Although the average world crude oilprices have risen more than $30 per barrel since the end of 2001, theU.S. economy has remained strong, growing at about 3.5% annually overthis period. This experience may suggest that the U.S. economy hasentered a new era where it is invulnerable to higher oil price levelsand oil price shocks. This report summarizes and evaluates the previousresearch and studies on the economy’s response to past oil priceincreases in order to understand whether oil price shocks are no longera macroeconomic problem.
A key conclusion is that sudden oil price shocks affect the economy fardifferently than do higher oil price levels achieved over a number ofquarters. When oil prices move gradually higher (perhaps somewhaterratically), as they have done over the last several years, they donot directly result in economic recessions, even though the economy maygrow modestly slower. Moreover, economic policies may cushion theimpact and offset much of the adverse effects.
When oil interruptions or other surprise events jolt oil prices,however, the economy will be more vulnerable to recessions and highercosts and prices throughout the economy. These adverse impacts arelikely to exceed oil’s direct share (in value terms) in the economy,because macroeconomic frictions augment the initial effects. If theseshocks happen at a time when baseline economic conditions prior to theshock display relatively weak economic growth and high inflation rates,they may have considerably larger effects than when the economy isgrowing relatively rapidly with little or no inflation. When monetaryand demand-oriented fiscal policies are restricted by inflationaryfears, the economic damages could be significant.

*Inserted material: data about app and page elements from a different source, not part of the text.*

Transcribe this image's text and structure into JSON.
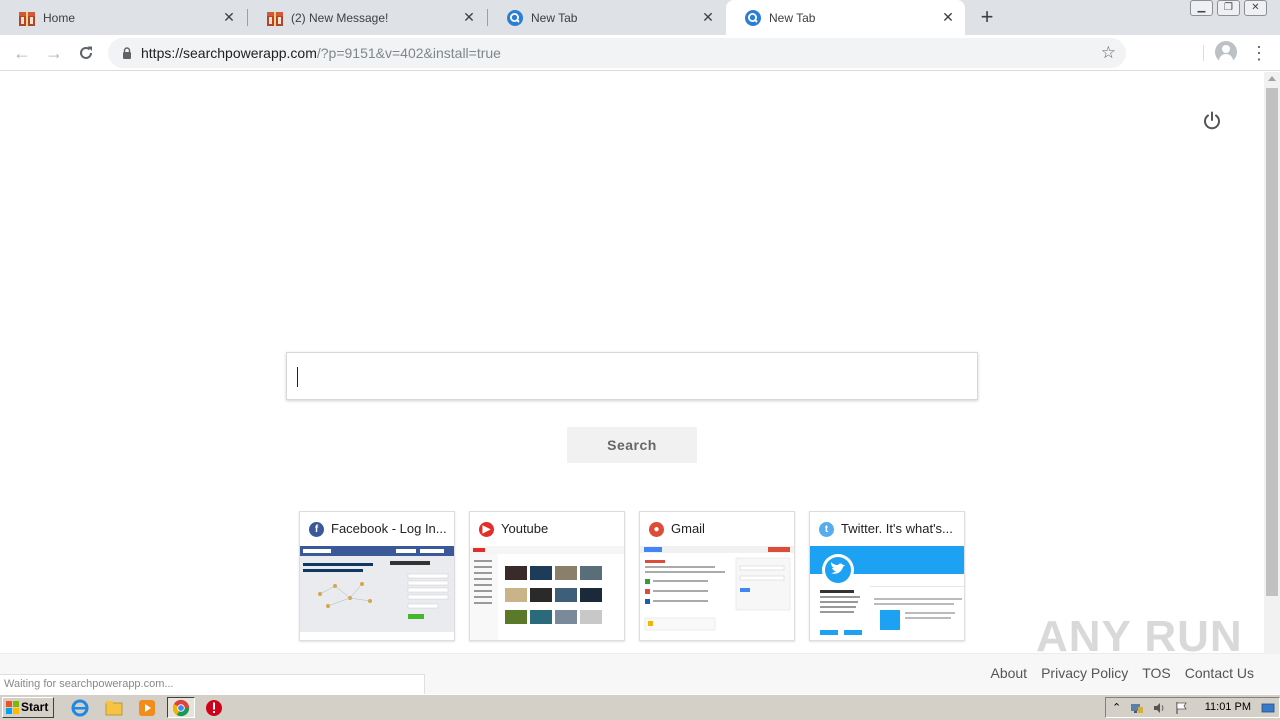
{
  "browser": {
    "tabs": [
      {
        "title": "Home",
        "favicon": "gift-box-icon",
        "active": false
      },
      {
        "title": "(2) New Message!",
        "favicon": "gift-box-icon",
        "active": false
      },
      {
        "title": "New Tab",
        "favicon": "searchpower-q-icon",
        "active": false
      },
      {
        "title": "New Tab",
        "favicon": "searchpower-q-icon",
        "active": true
      }
    ],
    "new_tab_label": "+",
    "url_host": "https://searchpowerapp.com",
    "url_rest": "/?p=9151&v=402&install=true"
  },
  "page": {
    "search_placeholder": "",
    "search_button": "Search",
    "tiles": [
      {
        "label": "Facebook - Log In...",
        "icon": "facebook-icon",
        "color": "#3b5998"
      },
      {
        "label": "Youtube",
        "icon": "youtube-icon",
        "color": "#e52d27"
      },
      {
        "label": "Gmail",
        "icon": "gmail-icon",
        "color": "#dd4b39"
      },
      {
        "label": "Twitter. It's what's...",
        "icon": "twitter-icon",
        "color": "#55acee"
      }
    ],
    "footer_links": [
      "About",
      "Privacy Policy",
      "TOS",
      "Contact Us"
    ],
    "status_text": "Waiting for searchpowerapp.com...",
    "watermark": "ANY RUN"
  },
  "taskbar": {
    "start_label": "Start",
    "clock": "11:01 PM"
  }
}
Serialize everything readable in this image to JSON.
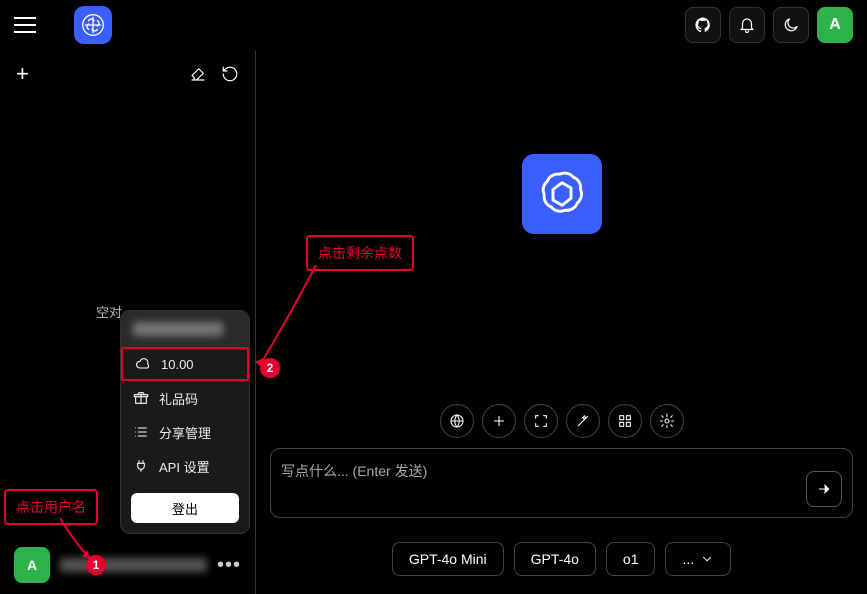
{
  "header": {
    "avatar_initial": "A"
  },
  "sidebar": {
    "empty_label": "空对",
    "footer_avatar_initial": "A"
  },
  "popup": {
    "points_value": "10.00",
    "items": [
      {
        "label": "礼品码"
      },
      {
        "label": "分享管理"
      },
      {
        "label": "API 设置"
      }
    ],
    "logout_label": "登出"
  },
  "input": {
    "placeholder": "写点什么... (Enter 发送)"
  },
  "models": [
    {
      "label": "GPT-4o Mini"
    },
    {
      "label": "GPT-4o"
    },
    {
      "label": "o1"
    },
    {
      "label": "..."
    }
  ],
  "annotations": {
    "callout1": {
      "text": "点击剩余点数",
      "num": "2"
    },
    "callout2": {
      "text": "点击用户名",
      "num": "1"
    }
  }
}
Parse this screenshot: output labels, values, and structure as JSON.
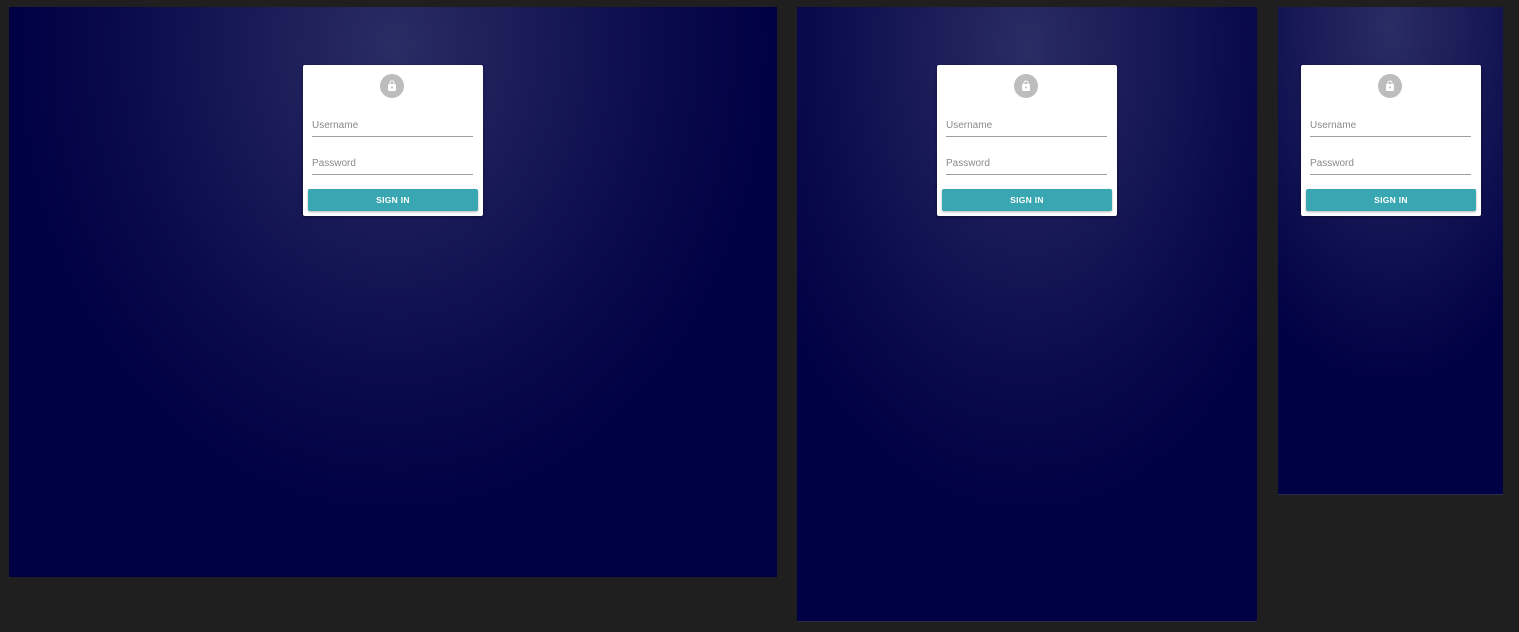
{
  "colors": {
    "outer_background": "#1f1f1f",
    "page_background": "#000044",
    "card_background": "#ffffff",
    "avatar_background": "#bdbdbd",
    "button_background": "#38a7b2",
    "button_text": "#ffffff"
  },
  "login_form": {
    "icon": "lock-icon",
    "username_placeholder": "Username",
    "password_placeholder": "Password",
    "signin_label": "SIGN IN"
  }
}
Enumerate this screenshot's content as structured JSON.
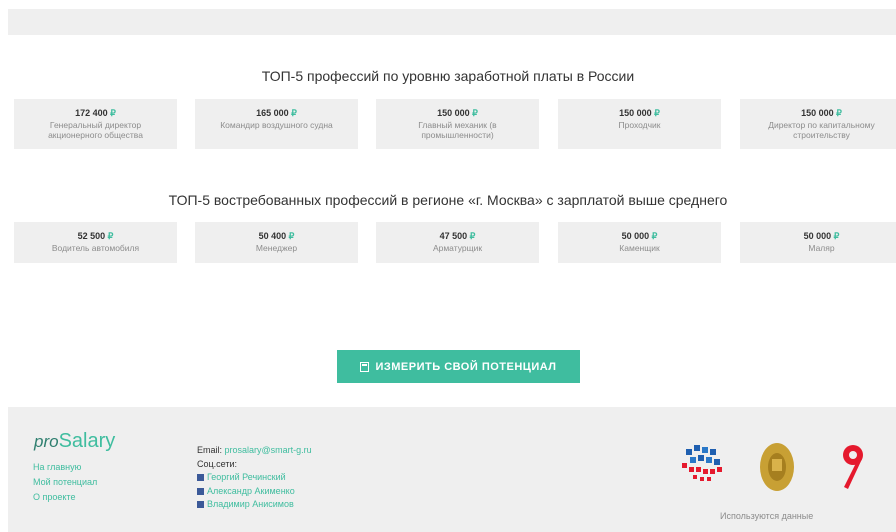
{
  "top5_russia": {
    "title": "ТОП-5 профессий по уровню заработной платы в России",
    "items": [
      {
        "value": "172 400",
        "name": "Генеральный директор акционерного общества"
      },
      {
        "value": "165 000",
        "name": "Командир воздушного судна"
      },
      {
        "value": "150 000",
        "name": "Главный механик (в промышленности)"
      },
      {
        "value": "150 000",
        "name": "Проходчик"
      },
      {
        "value": "150 000",
        "name": "Директор по капитальному строительству"
      }
    ]
  },
  "top5_region": {
    "title": "ТОП-5 востребованных профессий в регионе «г. Москва» с зарплатой выше среднего",
    "items": [
      {
        "value": "52 500",
        "name": "Водитель автомобиля"
      },
      {
        "value": "50 400",
        "name": "Менеджер"
      },
      {
        "value": "47 500",
        "name": "Арматурщик"
      },
      {
        "value": "50 000",
        "name": "Каменщик"
      },
      {
        "value": "50 000",
        "name": "Маляр"
      }
    ]
  },
  "currency_symbol": "₽",
  "cta": {
    "label": "ИЗМЕРИТЬ СВОЙ ПОТЕНЦИАЛ",
    "icon": "calculator-icon"
  },
  "footer": {
    "logo": {
      "prefix": "pro",
      "main": "Salary"
    },
    "links": [
      "На главную",
      "Мой потенциал",
      "О проекте"
    ],
    "email_label": "Email: ",
    "email": "prosalary@smart-g.ru",
    "social_label": "Соц.сети:",
    "people": [
      "Георгий Речинский",
      "Александр Акименко",
      "Владимир Анисимов"
    ],
    "note": "Используются данные"
  },
  "colors": {
    "accent": "#3fbd9f",
    "panel": "#efefef",
    "facebook": "#3b5998",
    "brand_red": "#e5192d"
  }
}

The report attempts to provide some guidance on the relative size ofthese impacts. When oil prices move upward gradually, the economicimpacts are relatively modest. Estimates from large-scale macroeconomicmodels seem to measure the impacts under these conditions. When oilprice shocks scare households and firms and cause temporary idleresources in the near term, the impacts are likely to be substantiallylarger than estimated by these models and may be closer to thoseevaluated by less structured, time-series (vector autoregressive)models based upon historical data.